***** INFORMATION SHOWN
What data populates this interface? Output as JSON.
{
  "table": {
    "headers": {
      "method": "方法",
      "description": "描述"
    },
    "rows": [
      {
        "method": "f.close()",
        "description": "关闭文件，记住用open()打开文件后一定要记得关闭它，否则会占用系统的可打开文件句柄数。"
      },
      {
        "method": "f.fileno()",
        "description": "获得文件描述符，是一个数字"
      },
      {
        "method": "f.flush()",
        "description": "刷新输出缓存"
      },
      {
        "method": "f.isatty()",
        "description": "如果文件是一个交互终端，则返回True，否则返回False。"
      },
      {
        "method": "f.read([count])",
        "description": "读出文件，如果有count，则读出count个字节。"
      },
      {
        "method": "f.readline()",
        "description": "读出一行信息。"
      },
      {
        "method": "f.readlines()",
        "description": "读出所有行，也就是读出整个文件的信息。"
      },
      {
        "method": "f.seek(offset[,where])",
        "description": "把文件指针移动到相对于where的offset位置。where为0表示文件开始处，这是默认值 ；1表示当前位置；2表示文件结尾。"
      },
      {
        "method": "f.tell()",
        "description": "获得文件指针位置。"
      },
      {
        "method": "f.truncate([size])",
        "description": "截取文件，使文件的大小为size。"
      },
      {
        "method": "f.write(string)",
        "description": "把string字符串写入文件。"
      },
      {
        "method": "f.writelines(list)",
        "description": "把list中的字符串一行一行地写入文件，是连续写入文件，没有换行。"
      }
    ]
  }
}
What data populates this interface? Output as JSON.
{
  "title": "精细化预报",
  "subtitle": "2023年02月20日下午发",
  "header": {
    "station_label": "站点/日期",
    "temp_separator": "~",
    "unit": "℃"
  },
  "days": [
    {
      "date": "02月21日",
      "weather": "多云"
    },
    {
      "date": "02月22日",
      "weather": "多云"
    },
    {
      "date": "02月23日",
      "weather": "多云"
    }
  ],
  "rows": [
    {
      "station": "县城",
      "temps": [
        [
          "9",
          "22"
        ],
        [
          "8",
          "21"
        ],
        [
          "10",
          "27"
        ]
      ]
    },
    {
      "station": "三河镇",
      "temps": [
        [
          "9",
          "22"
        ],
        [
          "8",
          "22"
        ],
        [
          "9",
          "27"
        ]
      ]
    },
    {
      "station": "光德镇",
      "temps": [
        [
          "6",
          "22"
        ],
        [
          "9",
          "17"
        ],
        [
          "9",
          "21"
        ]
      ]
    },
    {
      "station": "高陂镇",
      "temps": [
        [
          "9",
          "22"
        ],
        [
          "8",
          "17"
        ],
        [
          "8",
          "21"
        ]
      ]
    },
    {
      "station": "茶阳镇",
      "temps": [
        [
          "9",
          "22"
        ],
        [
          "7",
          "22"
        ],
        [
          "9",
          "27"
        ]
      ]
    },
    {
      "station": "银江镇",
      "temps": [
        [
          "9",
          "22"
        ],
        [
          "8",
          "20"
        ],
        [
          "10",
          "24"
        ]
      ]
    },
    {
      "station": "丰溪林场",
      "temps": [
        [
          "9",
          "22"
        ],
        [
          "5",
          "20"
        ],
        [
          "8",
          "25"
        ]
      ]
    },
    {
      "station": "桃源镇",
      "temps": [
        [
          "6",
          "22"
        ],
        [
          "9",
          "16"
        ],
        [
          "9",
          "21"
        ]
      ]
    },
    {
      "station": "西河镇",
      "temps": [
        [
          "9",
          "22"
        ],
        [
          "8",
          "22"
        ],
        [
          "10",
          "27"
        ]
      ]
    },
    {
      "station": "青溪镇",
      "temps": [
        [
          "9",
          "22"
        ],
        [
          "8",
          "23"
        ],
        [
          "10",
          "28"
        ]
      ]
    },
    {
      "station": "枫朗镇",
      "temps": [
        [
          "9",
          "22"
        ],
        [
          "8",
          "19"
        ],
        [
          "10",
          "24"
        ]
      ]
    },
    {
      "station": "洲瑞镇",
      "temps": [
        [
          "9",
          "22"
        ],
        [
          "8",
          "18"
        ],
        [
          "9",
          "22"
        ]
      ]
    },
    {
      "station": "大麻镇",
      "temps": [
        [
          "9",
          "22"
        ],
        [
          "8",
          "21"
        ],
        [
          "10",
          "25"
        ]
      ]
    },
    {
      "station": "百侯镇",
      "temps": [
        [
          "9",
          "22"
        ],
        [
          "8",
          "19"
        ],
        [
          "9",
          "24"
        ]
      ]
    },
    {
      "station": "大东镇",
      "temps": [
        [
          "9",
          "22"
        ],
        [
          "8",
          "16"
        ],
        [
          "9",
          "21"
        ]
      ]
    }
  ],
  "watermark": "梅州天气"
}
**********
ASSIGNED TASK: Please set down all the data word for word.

ANSWER AREA:
What data populates this interface? Output as JSON.
{
  "table": {
    "headers": {
      "method": "方法",
      "description": "描述"
    },
    "rows": [
      {
        "method": "f.close()",
        "description": "关闭文件，记住用open()打开文件后一定要记得关闭它，否则会占用系统的可打开文件句柄数。"
      },
      {
        "method": "f.fileno()",
        "description": "获得文件描述符，是一个数字"
      },
      {
        "method": "f.flush()",
        "description": "刷新输出缓存"
      },
      {
        "method": "f.isatty()",
        "description": "如果文件是一个交互终端，则返回True，否则返回False。"
      },
      {
        "method": "f.read([count])",
        "description": "读出文件，如果有count，则读出count个字节。"
      },
      {
        "method": "f.readline()",
        "description": "读出一行信息。"
      },
      {
        "method": "f.readlines()",
        "description": "读出所有行，也就是读出整个文件的信息。"
      },
      {
        "method": "f.seek(offset[,where])",
        "description": "把文件指针移动到相对于where的offset位置。where为0表示文件开始处，这是默认值 ；1表示当前位置；2表示文件结尾。"
      },
      {
        "method": "f.tell()",
        "description": "获得文件指针位置。"
      },
      {
        "method": "f.truncate([size])",
        "description": "截取文件，使文件的大小为size。"
      },
      {
        "method": "f.write(string)",
        "description": "把string字符串写入文件。"
      },
      {
        "method": "f.writelines(list)",
        "description": "把list中的字符串一行一行地写入文件，是连续写入文件，没有换行。"
      }
    ]
  }
}
What data populates this interface? Output as JSON.
{
  "title": "精细化预报",
  "subtitle": "2023年02月20日下午发",
  "header": {
    "station_label": "站点/日期",
    "temp_separator": "~",
    "unit": "℃"
  },
  "days": [
    {
      "date": "02月21日",
      "weather": "多云"
    },
    {
      "date": "02月22日",
      "weather": "多云"
    },
    {
      "date": "02月23日",
      "weather": "多云"
    }
  ],
  "rows": [
    {
      "station": "县城",
      "temps": [
        [
          "9",
          "22"
        ],
        [
          "8",
          "21"
        ],
        [
          "10",
          "27"
        ]
      ]
    },
    {
      "station": "三河镇",
      "temps": [
        [
          "9",
          "22"
        ],
        [
          "8",
          "22"
        ],
        [
          "9",
          "27"
        ]
      ]
    },
    {
      "station": "光德镇",
      "temps": [
        [
          "6",
          "22"
        ],
        [
          "9",
          "17"
        ],
        [
          "9",
          "21"
        ]
      ]
    },
    {
      "station": "高陂镇",
      "temps": [
        [
          "9",
          "22"
        ],
        [
          "8",
          "17"
        ],
        [
          "8",
          "21"
        ]
      ]
    },
    {
      "station": "茶阳镇",
      "temps": [
        [
          "9",
          "22"
        ],
        [
          "7",
          "22"
        ],
        [
          "9",
          "27"
        ]
      ]
    },
    {
      "station": "银江镇",
      "temps": [
        [
          "9",
          "22"
        ],
        [
          "8",
          "20"
        ],
        [
          "10",
          "24"
        ]
      ]
    },
    {
      "station": "丰溪林场",
      "temps": [
        [
          "9",
          "22"
        ],
        [
          "5",
          "20"
        ],
        [
          "8",
          "25"
        ]
      ]
    },
    {
      "station": "桃源镇",
      "temps": [
        [
          "6",
          "22"
        ],
        [
          "9",
          "16"
        ],
        [
          "9",
          "21"
        ]
      ]
    },
    {
      "station": "西河镇",
      "temps": [
        [
          "9",
          "22"
        ],
        [
          "8",
          "22"
        ],
        [
          "10",
          "27"
        ]
      ]
    },
    {
      "station": "青溪镇",
      "temps": [
        [
          "9",
          "22"
        ],
        [
          "8",
          "23"
        ],
        [
          "10",
          "28"
        ]
      ]
    },
    {
      "station": "枫朗镇",
      "temps": [
        [
          "9",
          "22"
        ],
        [
          "8",
          "19"
        ],
        [
          "10",
          "24"
        ]
      ]
    },
    {
      "station": "洲瑞镇",
      "temps": [
        [
          "9",
          "22"
        ],
        [
          "8",
          "18"
        ],
        [
          "9",
          "22"
        ]
      ]
    },
    {
      "station": "大麻镇",
      "temps": [
        [
          "9",
          "22"
        ],
        [
          "8",
          "21"
        ],
        [
          "10",
          "25"
        ]
      ]
    },
    {
      "station": "百侯镇",
      "temps": [
        [
          "9",
          "22"
        ],
        [
          "8",
          "19"
        ],
        [
          "9",
          "24"
        ]
      ]
    },
    {
      "station": "大东镇",
      "temps": [
        [
          "9",
          "22"
        ],
        [
          "8",
          "16"
        ],
        [
          "9",
          "21"
        ]
      ]
    }
  ],
  "watermark": "梅州天气"
}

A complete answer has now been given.